* _TASK OBJECTIVE_: Each line of the data below must be given again exactly as written.

#### RECORDS FOR THIS EXERCISE

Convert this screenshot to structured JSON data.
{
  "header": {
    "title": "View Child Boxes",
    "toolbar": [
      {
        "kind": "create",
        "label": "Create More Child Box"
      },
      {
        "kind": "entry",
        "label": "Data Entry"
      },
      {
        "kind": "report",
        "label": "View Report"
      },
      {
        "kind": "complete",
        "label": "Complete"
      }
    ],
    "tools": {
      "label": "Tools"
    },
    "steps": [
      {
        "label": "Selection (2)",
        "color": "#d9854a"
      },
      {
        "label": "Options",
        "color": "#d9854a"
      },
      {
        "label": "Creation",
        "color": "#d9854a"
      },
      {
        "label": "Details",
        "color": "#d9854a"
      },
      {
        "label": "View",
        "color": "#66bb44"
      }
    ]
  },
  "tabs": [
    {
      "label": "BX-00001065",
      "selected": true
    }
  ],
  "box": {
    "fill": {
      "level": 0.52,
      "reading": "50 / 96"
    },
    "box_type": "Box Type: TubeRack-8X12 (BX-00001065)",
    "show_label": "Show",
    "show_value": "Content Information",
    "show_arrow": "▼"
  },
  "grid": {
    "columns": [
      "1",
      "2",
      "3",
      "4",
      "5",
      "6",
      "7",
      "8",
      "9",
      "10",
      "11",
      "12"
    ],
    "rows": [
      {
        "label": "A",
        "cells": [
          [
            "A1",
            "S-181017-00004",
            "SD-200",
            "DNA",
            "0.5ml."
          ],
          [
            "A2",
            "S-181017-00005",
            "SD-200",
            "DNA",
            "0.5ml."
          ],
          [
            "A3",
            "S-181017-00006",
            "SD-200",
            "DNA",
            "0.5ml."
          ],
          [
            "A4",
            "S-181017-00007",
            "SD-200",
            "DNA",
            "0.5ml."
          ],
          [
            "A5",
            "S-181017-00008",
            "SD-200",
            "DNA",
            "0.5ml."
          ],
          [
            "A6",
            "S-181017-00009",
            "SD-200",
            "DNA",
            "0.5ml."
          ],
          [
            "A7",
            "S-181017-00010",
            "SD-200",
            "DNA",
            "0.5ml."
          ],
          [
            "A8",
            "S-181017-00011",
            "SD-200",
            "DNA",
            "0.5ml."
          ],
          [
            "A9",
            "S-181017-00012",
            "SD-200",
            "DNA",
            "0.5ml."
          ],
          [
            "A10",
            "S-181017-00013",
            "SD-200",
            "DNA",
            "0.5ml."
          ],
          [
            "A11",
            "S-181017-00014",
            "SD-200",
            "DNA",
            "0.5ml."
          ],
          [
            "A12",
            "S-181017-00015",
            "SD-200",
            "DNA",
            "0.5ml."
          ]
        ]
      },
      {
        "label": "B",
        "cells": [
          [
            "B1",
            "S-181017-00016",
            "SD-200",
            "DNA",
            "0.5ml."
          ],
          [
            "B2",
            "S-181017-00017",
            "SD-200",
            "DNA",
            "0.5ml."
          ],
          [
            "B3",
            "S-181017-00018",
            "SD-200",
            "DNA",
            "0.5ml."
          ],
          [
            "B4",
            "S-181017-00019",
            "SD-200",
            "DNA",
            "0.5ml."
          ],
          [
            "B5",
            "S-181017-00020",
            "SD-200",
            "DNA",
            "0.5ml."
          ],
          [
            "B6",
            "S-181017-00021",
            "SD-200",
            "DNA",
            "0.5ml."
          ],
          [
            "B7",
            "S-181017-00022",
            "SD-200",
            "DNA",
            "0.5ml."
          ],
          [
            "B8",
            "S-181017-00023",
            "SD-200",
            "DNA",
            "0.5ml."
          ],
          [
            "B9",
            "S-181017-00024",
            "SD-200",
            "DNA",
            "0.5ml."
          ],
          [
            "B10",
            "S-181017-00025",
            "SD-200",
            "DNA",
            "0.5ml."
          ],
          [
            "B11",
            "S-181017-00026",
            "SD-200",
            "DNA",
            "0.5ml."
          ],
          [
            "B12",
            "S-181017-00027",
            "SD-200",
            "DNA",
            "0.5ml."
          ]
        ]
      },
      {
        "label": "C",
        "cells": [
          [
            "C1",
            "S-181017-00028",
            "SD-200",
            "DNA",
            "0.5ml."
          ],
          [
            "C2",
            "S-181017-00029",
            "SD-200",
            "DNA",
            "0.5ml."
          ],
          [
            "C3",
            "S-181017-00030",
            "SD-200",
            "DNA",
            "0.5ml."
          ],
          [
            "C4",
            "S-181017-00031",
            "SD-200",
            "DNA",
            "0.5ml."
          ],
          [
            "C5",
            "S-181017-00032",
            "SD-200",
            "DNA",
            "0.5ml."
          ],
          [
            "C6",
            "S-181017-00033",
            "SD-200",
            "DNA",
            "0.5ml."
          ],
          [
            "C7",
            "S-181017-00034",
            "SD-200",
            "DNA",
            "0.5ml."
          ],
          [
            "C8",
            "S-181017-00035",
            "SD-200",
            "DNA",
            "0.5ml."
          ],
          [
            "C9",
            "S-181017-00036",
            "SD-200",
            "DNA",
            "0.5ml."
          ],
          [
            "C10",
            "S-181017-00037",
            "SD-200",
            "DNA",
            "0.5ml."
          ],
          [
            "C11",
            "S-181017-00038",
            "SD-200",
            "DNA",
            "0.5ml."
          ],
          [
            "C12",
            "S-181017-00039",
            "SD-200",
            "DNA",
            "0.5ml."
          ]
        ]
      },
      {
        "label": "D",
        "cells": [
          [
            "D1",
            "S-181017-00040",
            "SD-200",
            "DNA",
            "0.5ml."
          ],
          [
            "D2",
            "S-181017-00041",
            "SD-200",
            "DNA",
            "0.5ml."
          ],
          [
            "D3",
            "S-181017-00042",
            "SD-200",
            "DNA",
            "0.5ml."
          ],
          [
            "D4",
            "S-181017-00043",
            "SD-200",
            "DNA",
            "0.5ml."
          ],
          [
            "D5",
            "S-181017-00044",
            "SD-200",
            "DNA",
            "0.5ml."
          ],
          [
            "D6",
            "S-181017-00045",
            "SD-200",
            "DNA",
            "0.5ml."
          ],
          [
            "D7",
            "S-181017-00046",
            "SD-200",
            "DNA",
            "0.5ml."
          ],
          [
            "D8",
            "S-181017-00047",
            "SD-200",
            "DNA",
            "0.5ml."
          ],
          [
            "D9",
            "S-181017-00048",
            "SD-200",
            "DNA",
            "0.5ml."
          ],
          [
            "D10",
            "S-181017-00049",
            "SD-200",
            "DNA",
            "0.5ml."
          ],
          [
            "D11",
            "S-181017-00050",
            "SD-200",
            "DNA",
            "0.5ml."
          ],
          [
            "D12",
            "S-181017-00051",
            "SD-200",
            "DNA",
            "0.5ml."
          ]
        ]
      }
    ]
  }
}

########

* _RESPONSE_:
Convert this screenshot to structured JSON data.
{
  "header": {
    "title": "View Child Boxes",
    "toolbar": [
      {
        "kind": "create",
        "label": "Create More Child Box"
      },
      {
        "kind": "entry",
        "label": "Data Entry"
      },
      {
        "kind": "report",
        "label": "View Report"
      },
      {
        "kind": "complete",
        "label": "Complete"
      }
    ],
    "tools": {
      "label": "Tools"
    },
    "steps": [
      {
        "label": "Selection (2)",
        "color": "#d9854a"
      },
      {
        "label": "Options",
        "color": "#d9854a"
      },
      {
        "label": "Creation",
        "color": "#d9854a"
      },
      {
        "label": "Details",
        "color": "#d9854a"
      },
      {
        "label": "View",
        "color": "#66bb44"
      }
    ]
  },
  "tabs": [
    {
      "label": "BX-00001065",
      "selected": true
    }
  ],
  "box": {
    "fill": {
      "level": 0.52,
      "reading": "50 / 96"
    },
    "box_type": "Box Type: TubeRack-8X12 (BX-00001065)",
    "show_label": "Show",
    "show_value": "Content Information",
    "show_arrow": "▼"
  },
  "grid": {
    "columns": [
      "1",
      "2",
      "3",
      "4",
      "5",
      "6",
      "7",
      "8",
      "9",
      "10",
      "11",
      "12"
    ],
    "rows": [
      {
        "label": "A",
        "cells": [
          [
            "A1",
            "S-181017-00004",
            "SD-200",
            "DNA",
            "0.5ml."
          ],
          [
            "A2",
            "S-181017-00005",
            "SD-200",
            "DNA",
            "0.5ml."
          ],
          [
            "A3",
            "S-181017-00006",
            "SD-200",
            "DNA",
            "0.5ml."
          ],
          [
            "A4",
            "S-181017-00007",
            "SD-200",
            "DNA",
            "0.5ml."
          ],
          [
            "A5",
            "S-181017-00008",
            "SD-200",
            "DNA",
            "0.5ml."
          ],
          [
            "A6",
            "S-181017-00009",
            "SD-200",
            "DNA",
            "0.5ml."
          ],
          [
            "A7",
            "S-181017-00010",
            "SD-200",
            "DNA",
            "0.5ml."
          ],
          [
            "A8",
            "S-181017-00011",
            "SD-200",
            "DNA",
            "0.5ml."
          ],
          [
            "A9",
            "S-181017-00012",
            "SD-200",
            "DNA",
            "0.5ml."
          ],
          [
            "A10",
            "S-181017-00013",
            "SD-200",
            "DNA",
            "0.5ml."
          ],
          [
            "A11",
            "S-181017-00014",
            "SD-200",
            "DNA",
            "0.5ml."
          ],
          [
            "A12",
            "S-181017-00015",
            "SD-200",
            "DNA",
            "0.5ml."
          ]
        ]
      },
      {
        "label": "B",
        "cells": [
          [
            "B1",
            "S-181017-00016",
            "SD-200",
            "DNA",
            "0.5ml."
          ],
          [
            "B2",
            "S-181017-00017",
            "SD-200",
            "DNA",
            "0.5ml."
          ],
          [
            "B3",
            "S-181017-00018",
            "SD-200",
            "DNA",
            "0.5ml."
          ],
          [
            "B4",
            "S-181017-00019",
            "SD-200",
            "DNA",
            "0.5ml."
          ],
          [
            "B5",
            "S-181017-00020",
            "SD-200",
            "DNA",
            "0.5ml."
          ],
          [
            "B6",
            "S-181017-00021",
            "SD-200",
            "DNA",
            "0.5ml."
          ],
          [
            "B7",
            "S-181017-00022",
            "SD-200",
            "DNA",
            "0.5ml."
          ],
          [
            "B8",
            "S-181017-00023",
            "SD-200",
            "DNA",
            "0.5ml."
          ],
          [
            "B9",
            "S-181017-00024",
            "SD-200",
            "DNA",
            "0.5ml."
          ],
          [
            "B10",
            "S-181017-00025",
            "SD-200",
            "DNA",
            "0.5ml."
          ],
          [
            "B11",
            "S-181017-00026",
            "SD-200",
            "DNA",
            "0.5ml."
          ],
          [
            "B12",
            "S-181017-00027",
            "SD-200",
            "DNA",
            "0.5ml."
          ]
        ]
      },
      {
        "label": "C",
        "cells": [
          [
            "C1",
            "S-181017-00028",
            "SD-200",
            "DNA",
            "0.5ml."
          ],
          [
            "C2",
            "S-181017-00029",
            "SD-200",
            "DNA",
            "0.5ml."
          ],
          [
            "C3",
            "S-181017-00030",
            "SD-200",
            "DNA",
            "0.5ml."
          ],
          [
            "C4",
            "S-181017-00031",
            "SD-200",
            "DNA",
            "0.5ml."
          ],
          [
            "C5",
            "S-181017-00032",
            "SD-200",
            "DNA",
            "0.5ml."
          ],
          [
            "C6",
            "S-181017-00033",
            "SD-200",
            "DNA",
            "0.5ml."
          ],
          [
            "C7",
            "S-181017-00034",
            "SD-200",
            "DNA",
            "0.5ml."
          ],
          [
            "C8",
            "S-181017-00035",
            "SD-200",
            "DNA",
            "0.5ml."
          ],
          [
            "C9",
            "S-181017-00036",
            "SD-200",
            "DNA",
            "0.5ml."
          ],
          [
            "C10",
            "S-181017-00037",
            "SD-200",
            "DNA",
            "0.5ml."
          ],
          [
            "C11",
            "S-181017-00038",
            "SD-200",
            "DNA",
            "0.5ml."
          ],
          [
            "C12",
            "S-181017-00039",
            "SD-200",
            "DNA",
            "0.5ml."
          ]
        ]
      },
      {
        "label": "D",
        "cells": [
          [
            "D1",
            "S-181017-00040",
            "SD-200",
            "DNA",
            "0.5ml."
          ],
          [
            "D2",
            "S-181017-00041",
            "SD-200",
            "DNA",
            "0.5ml."
          ],
          [
            "D3",
            "S-181017-00042",
            "SD-200",
            "DNA",
            "0.5ml."
          ],
          [
            "D4",
            "S-181017-00043",
            "SD-200",
            "DNA",
            "0.5ml."
          ],
          [
            "D5",
            "S-181017-00044",
            "SD-200",
            "DNA",
            "0.5ml."
          ],
          [
            "D6",
            "S-181017-00045",
            "SD-200",
            "DNA",
            "0.5ml."
          ],
          [
            "D7",
            "S-181017-00046",
            "SD-200",
            "DNA",
            "0.5ml."
          ],
          [
            "D8",
            "S-181017-00047",
            "SD-200",
            "DNA",
            "0.5ml."
          ],
          [
            "D9",
            "S-181017-00048",
            "SD-200",
            "DNA",
            "0.5ml."
          ],
          [
            "D10",
            "S-181017-00049",
            "SD-200",
            "DNA",
            "0.5ml."
          ],
          [
            "D11",
            "S-181017-00050",
            "SD-200",
            "DNA",
            "0.5ml."
          ],
          [
            "D12",
            "S-181017-00051",
            "SD-200",
            "DNA",
            "0.5ml."
          ]
        ]
      }
    ]
  }
}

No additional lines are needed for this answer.